The sails change quite a bit through the range. Firstly in construction, the larger sizes are built with light weight in mind, particularly in the high up areas of the sail. The smaller sizes have more X-ply in the top to make them more durable, as they tend to get more abuse. Secondly in feel. The larger sizes are a bit more freemove in feel, good for blasting, gybing and generally having a fun time with. As the sizes get smaller, they get more playful and more like a power wavesail. Better for jumping, maybe a few tricks and even a bit of wave sailing.

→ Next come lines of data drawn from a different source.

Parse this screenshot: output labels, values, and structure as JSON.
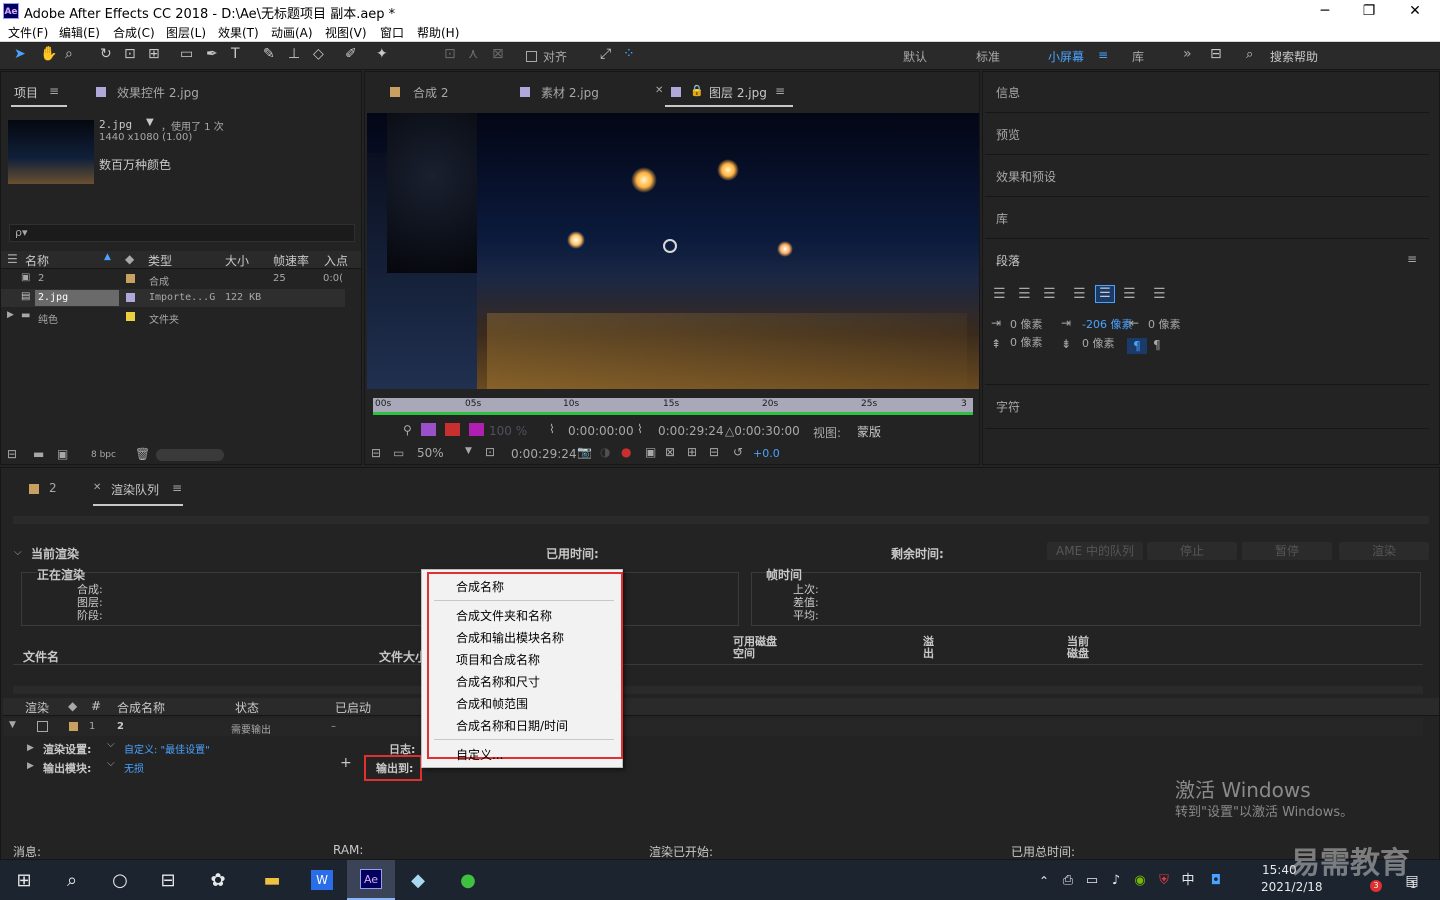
{
  "window": {
    "title": "Adobe After Effects CC 2018 - D:\\Ae\\无标题项目 副本.aep *",
    "logo": "Ae",
    "minimize": "─",
    "maximize": "❐",
    "close": "✕"
  },
  "menu": [
    "文件(F)",
    "编辑(E)",
    "合成(C)",
    "图层(L)",
    "效果(T)",
    "动画(A)",
    "视图(V)",
    "窗口",
    "帮助(H)"
  ],
  "toolbar": {
    "snap_label": "对齐",
    "workspaces": [
      "默认",
      "标准",
      "小屏幕",
      "库"
    ],
    "more": "»",
    "search_placeholder": "搜索帮助"
  },
  "project_panel": {
    "tab_project": "项目",
    "tab_effects": "效果控件 2.jpg",
    "file_name": "2.jpg",
    "usage": "，使用了 1 次",
    "dimensions": "1440 x1080 (1.00)",
    "color": "数百万种颜色",
    "search_icon_text": "ρ▾",
    "columns": [
      "名称",
      "类型",
      "大小",
      "帧速率",
      "入点"
    ],
    "rows": [
      {
        "name": "2",
        "type": "合成",
        "size": "",
        "fps": "25",
        "in": "0:0(",
        "color": "#c8a060"
      },
      {
        "name": "2.jpg",
        "type": "Importe...G",
        "size": "122 KB",
        "fps": "",
        "in": "",
        "color": "#b0a8d8"
      },
      {
        "name": "纯色",
        "type": "文件夹",
        "size": "",
        "fps": "",
        "in": "",
        "color": "#e8d040"
      }
    ],
    "bpc": "8 bpc"
  },
  "viewer": {
    "tabs": [
      "合成 2",
      "素材 2.jpg",
      "图层 2.jpg"
    ],
    "ruler": [
      "00s",
      "05s",
      "10s",
      "15s",
      "20s",
      "25s",
      "3"
    ],
    "opacity": "100 %",
    "time_in": "0:00:00:00",
    "time_out": "0:00:29:24",
    "duration": "△0:00:30:00",
    "view_label": "视图:",
    "view_value": "蒙版",
    "zoom": "50%",
    "current_time": "0:00:29:24",
    "exposure": "+0.0"
  },
  "right_panels": {
    "info": "信息",
    "preview": "预览",
    "effects": "效果和预设",
    "library": "库",
    "paragraph": "段落",
    "character": "字符",
    "indent_left": "0 像素",
    "indent_right": "0 像素",
    "first_indent": "-206 像素",
    "space_before": "0 像素",
    "space_after": "0 像素"
  },
  "render": {
    "tab_comp": "2",
    "tab_queue": "渲染队列",
    "current": "当前渲染",
    "elapsed": "已用时间:",
    "remaining": "剩余时间:",
    "buttons": [
      "AME 中的队列",
      "停止",
      "暂停",
      "渲染"
    ],
    "rendering": "正在渲染",
    "lbl_comp": "合成:",
    "lbl_layer": "图层:",
    "lbl_stage": "阶段:",
    "frame_time": "帧时间",
    "last": "上次:",
    "diff": "差值:",
    "avg": "平均:",
    "filename": "文件名",
    "filesize": "文件大小",
    "disk": "可用磁盘空间",
    "overflow": "溢出",
    "current_disk": "当前磁盘",
    "cols": [
      "渲染",
      "#",
      "合成名称",
      "状态",
      "已启动"
    ],
    "item_num": "1",
    "item_name": "2",
    "item_status": "需要输出",
    "item_started": "–",
    "render_settings_lbl": "渲染设置:",
    "render_settings_val": "自定义: \"最佳设置\"",
    "log_lbl": "日志:",
    "output_module_lbl": "输出模块:",
    "output_module_val": "无损",
    "output_to_lbl": "输出到:",
    "plus": "+",
    "status_msg": "消息:",
    "status_ram": "RAM:",
    "status_started": "渲染已开始:",
    "status_total": "已用总时间:"
  },
  "context_menu": [
    "合成名称",
    "合成文件夹和名称",
    "合成和输出模块名称",
    "项目和合成名称",
    "合成名称和尺寸",
    "合成和帧范围",
    "合成名称和日期/时间",
    "自定义..."
  ],
  "watermark": {
    "line1": "激活 Windows",
    "line2": "转到\"设置\"以激活 Windows。",
    "brand": "易需教育"
  },
  "taskbar": {
    "time": "15:40",
    "date": "2021/2/18",
    "ime": "中",
    "notif": "3",
    "notif2": "1"
  }
}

Last year we were trying to develop the SUPERSTYLE to do everything, from freestyle to freemove, but it became pretty clear that it was no longer possible. Modern freestyle is now largely about ducking the sail into wind and all the things that make a sail good for freestyle were in a way taking away from it’s use as a freemove sail. With the introduction of the MOVE, we were able to make the STYLE PRO a pure freestyle sail, with absolutely no compromises.
In the past the freestyle sails were normally the same as a power wave sail. They tended to have longer booms and slightly more shape in them to get going quickly. Both these things however made ducking harder, so the new Style Pro had to come up with a completely new concept. Firstly we completely flattened the sail out to make it incredibly controllable. Then to still give it some power for the moves we added lots of power in the luff. What this means is that when the rider sheets the sail in, it fills up at the front and produces huge amounts of forward pulling power to get up and moving quickly. However, when the rider sheets the sail out, it goes dead flat, making all the moves easy again.
Again the sail was developed mainly in South Africa. I did a lot of the work, but also had quite a few team riders try it and even some non team riders too. My freestyle is pretty good still, but to get an idea of how it performed at the very top level I made sure that plenty of different riders gave it a go. Everyone seemed to love it, so we knew we were onto a winner. We also have a new Italian freestyle kid called Jacopo Testa. He is loving the sail and was ripping in Fuerteventura. He is only 15 and I think he will become one of the best freestylers out there.
I wouldn’t recommend the sail only for freestylers, but definitely riders that will be mainly doing freestyle. During testing in Cape Town I even used the sail in the waves and it really surprised me how nice it was. Lots of power when needed, but also lots of control too. I wouldn’t recommend it for waves, but if you are predominantly a freestyle, who occasionally gets to sail waves, this sail still works really well for you.